A strength phase, also called a neurological phase, is where you build strength and motor unit recruitment you can carry forward into hypertrophy phases.
Imagine you can perform a lift in a hypertrophy phase for a set of 10 with 100 pounds. If your weak link is your strength, then going into a strength phase and building up strength in the 4-6 rep range means you’ll recruit more muscle fibers and go back to the hypertrophy phase lifting either more weight or more reps in that same lift.
STRENGTH PHASE CHARACTERISTICS:
→ Relatively low reps (usually in the 4-6 rep range)
→ Relatively longer rest periods (usually 2-4 minutes)
→ Fairly low time under tension
→ Low fatigue and usually not using intensification techniques like drop sets or supersets
→ You’ll use the heavier loads
Example of a strength set:
Flat Dumbbell Bench Press: 4x4 (1 RIR): 120 Seconds rest between sets
Strength in this case isn’t talking about a powerlifting or even necessarily a “powerbuilding” program.
Most people will automatically think “bench, squat, deadlift, overhead press” when you say you’re in a strength phase.
While those types of exercises do lend themselves well to low reps and heavy weight, in this case you can use very similar exercise selection as you would in a hypertrophy or metabolic phase, but you’re using more straight sets, less intensification techniques, and a different shorter work to rest ratio.

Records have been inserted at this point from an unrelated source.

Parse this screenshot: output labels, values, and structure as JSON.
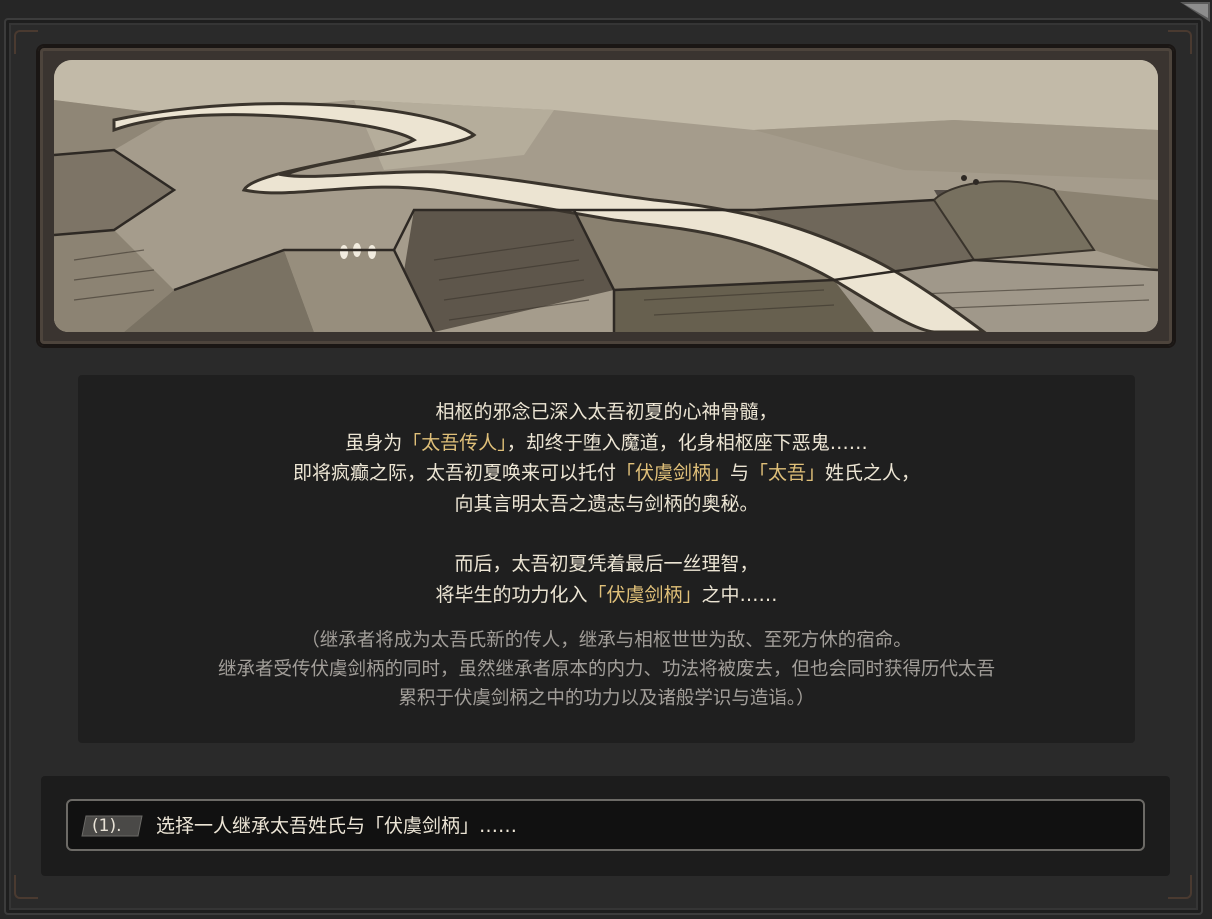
{
  "story": {
    "lines_1": [
      [
        {
          "t": "相枢的邪念已深入太吾初夏的心神骨髓，"
        }
      ],
      [
        {
          "t": "虽身为"
        },
        {
          "t": "「太吾传人」",
          "h": true
        },
        {
          "t": "，却终于堕入魔道，化身相枢座下恶鬼……"
        }
      ],
      [
        {
          "t": "即将疯癫之际，太吾初夏唤来可以托付"
        },
        {
          "t": "「伏虞剑柄」",
          "h": true
        },
        {
          "t": "与"
        },
        {
          "t": "「太吾」",
          "h": true
        },
        {
          "t": "姓氏之人，"
        }
      ],
      [
        {
          "t": "向其言明太吾之遗志与剑柄的奥秘。"
        }
      ]
    ],
    "lines_2": [
      [
        {
          "t": "而后，太吾初夏凭着最后一丝理智，"
        }
      ],
      [
        {
          "t": "将毕生的功力化入"
        },
        {
          "t": "「伏虞剑柄」",
          "h": true
        },
        {
          "t": "之中……"
        }
      ]
    ],
    "note": [
      "（继承者将成为太吾氏新的传人，继承与相枢世世为敌、至死方休的宿命。",
      "继承者受传伏虞剑柄的同时，虽然继承者原本的内力、功法将被废去，但也会同时获得历代太吾",
      "累积于伏虞剑柄之中的功力以及诸般学识与造诣。）"
    ]
  },
  "option": {
    "number": "(1).",
    "label": "选择一人继承太吾姓氏与「伏虞剑柄」……"
  },
  "colors": {
    "highlight": "#e0c079",
    "text": "#ece5d4",
    "note": "#a29e99"
  }
}
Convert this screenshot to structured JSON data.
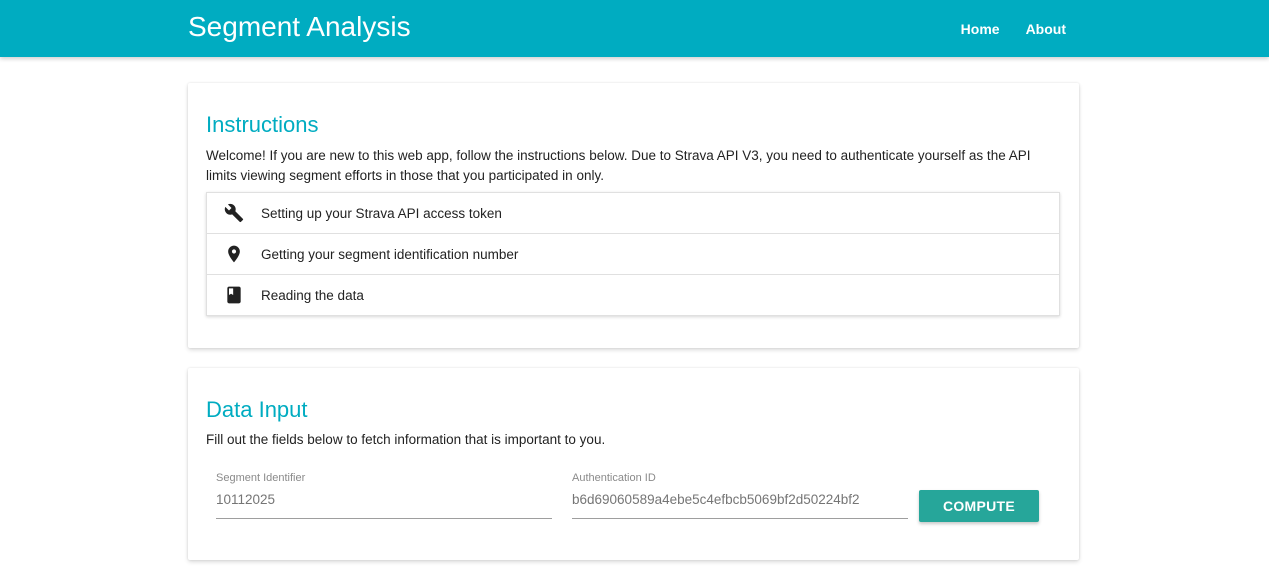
{
  "header": {
    "title": "Segment Analysis",
    "nav": [
      {
        "label": "Home"
      },
      {
        "label": "About"
      }
    ]
  },
  "instructions": {
    "title": "Instructions",
    "text": "Welcome! If you are new to this web app, follow the instructions below. Due to Strava API V3, you need to authenticate yourself as the API limits viewing segment efforts in those that you participated in only.",
    "items": [
      {
        "icon": "wrench-icon",
        "label": "Setting up your Strava API access token"
      },
      {
        "icon": "location-pin-icon",
        "label": "Getting your segment identification number"
      },
      {
        "icon": "book-icon",
        "label": "Reading the data"
      }
    ]
  },
  "data_input": {
    "title": "Data Input",
    "text": "Fill out the fields below to fetch information that is important to you.",
    "segment": {
      "label": "Segment Identifier",
      "placeholder": "10112025"
    },
    "auth": {
      "label": "Authentication ID",
      "placeholder": "b6d69060589a4ebe5c4efbcb5069bf2d50224bf2"
    },
    "compute_label": "COMPUTE"
  },
  "colors": {
    "primary": "#00acc1",
    "button": "#26a69a"
  }
}
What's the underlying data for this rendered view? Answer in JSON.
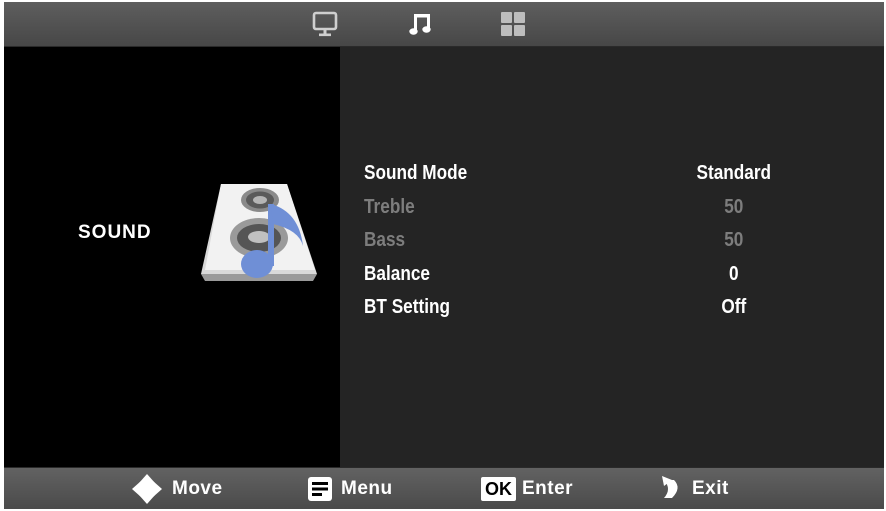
{
  "tabs": [
    {
      "icon": "monitor-icon",
      "active": false
    },
    {
      "icon": "music-note-icon",
      "active": true
    },
    {
      "icon": "apps-grid-icon",
      "active": false
    }
  ],
  "left_panel": {
    "title": "SOUND",
    "icon": "speaker-music-icon"
  },
  "menu": {
    "items": [
      {
        "label": "Sound Mode",
        "value": "Standard",
        "enabled": true
      },
      {
        "label": "Treble",
        "value": "50",
        "enabled": false
      },
      {
        "label": "Bass",
        "value": "50",
        "enabled": false
      },
      {
        "label": "Balance",
        "value": "0",
        "enabled": true
      },
      {
        "label": "BT Setting",
        "value": "Off",
        "enabled": true
      }
    ]
  },
  "footer": {
    "move_label": "Move",
    "menu_label": "Menu",
    "ok_badge": "OK",
    "enter_label": "Enter",
    "exit_label": "Exit"
  },
  "colors": {
    "text_enabled": "#ffffff",
    "text_disabled": "#7d7d7d",
    "panel_bg": "#242424",
    "bar_bg": "#555555",
    "note_blue": "#6f8fd6"
  }
}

Strength or neuro phases are great for anyone with high stress.
This means someone who has a high amount of psychological stress, big life events, job changes, etc. or someone who has a high amount of physiological stress from dieting, especially dieting on an aggressive calorie deficit intake or for a prolonged amount of time.
One really great thing about a neuro/strength phase is you can shift your focus a bit toward metrics.
Form is still the number one importance here, but within that parameter of good form and executing each rep properly, you can focus on adding weight and/or reps to the lift over time. This gives some short-term gratification in hypertrophy which in and of itself is a very slow grind goal.
Hypertrophy is where you’ll spend most of your time if your goal is to build muscle. This is the phase where you’re focused on maximizing muscle growth.
HYPERTROPHY PHASE CHARACTERISTICS:
→ Moderate rep range (usually 8-12)
→ Moderate rest periods (anywhere from 30 seconds to 120 seconds, depending on the 'compoundedness' of the movement)
→ Most amount of sets to failure compared to the other phases
Example of a hypertrophy set: Flat Dumbbell Bench Press: 3x10 (1 RIR): 90 Seconds rest between sets
The main goal of a hypertrophy phase is mechanical tension, which is tension/pulling on the individual fibers of the muscles, to create a stimulus for the muscle to grow larger.
For anyone with body composition goals (a.k.a. most of our clients), this is where you’ll spend most of your time across the year (assuming you are eating to support hypertrophy.)
Metabolic phases improve the utilization of carbohydrates for fuel, improve systemic conditioning and local conditioning of each muscle.
The metabolic phase isn’t meant to be done in a severely calorie restricted or carb restricted state because of its high glucose (carb) demand.
CHARACTERISTICS OF A METABOLIC PHASE:
→ Relatively higher rep range
→ Higher work to rest ratio
→ Rate limiter is local fatigue/burn or systemic cardio fatigue
Example of a metabolic set: 3x8 Hip dominant squat → Superset with 3x8 45 degree hip extension
To improve systemic conditioning you’ll be pairing or performing large compound exercises with a relatively short rest period between sets to challenge your cardiovascular system and total body recovery.
Improving your systemic conditioning will mean when you go back to hypertrophy training you’ll be able to push harder in sets without getting gassed and needing to end the set due to heart rate instead of being able to fully fatigue the target muscle.
To improve local conditioning in a metabolic phase you’ll be pairing smaller muscle groups or the same muscle group in supersets, i.e. preacher curls supersetted with incline bicep curls.
Doing this will train the muscle to handle more fatigue and train the liver to get better conditioned at converting metabolic waste.
PUTTING IT ALL TOGETHER
Think of a video game avatar where you’re building your own player. You may have different attributes you can give them like strength, speed, power, jumping ability, and so on.
You’ll have some of these that are maxed out, and some that are lower. Bringing up your lowest one (i.e. the one with the most trainability) is where you’ll make the most improvement overall.
At some point, you reach your threshold for trainability in each given phase. You can think of trainability as the amount of progress/adaptations you have left in you before you start to plateau or even decline (or overshoot your recoverability).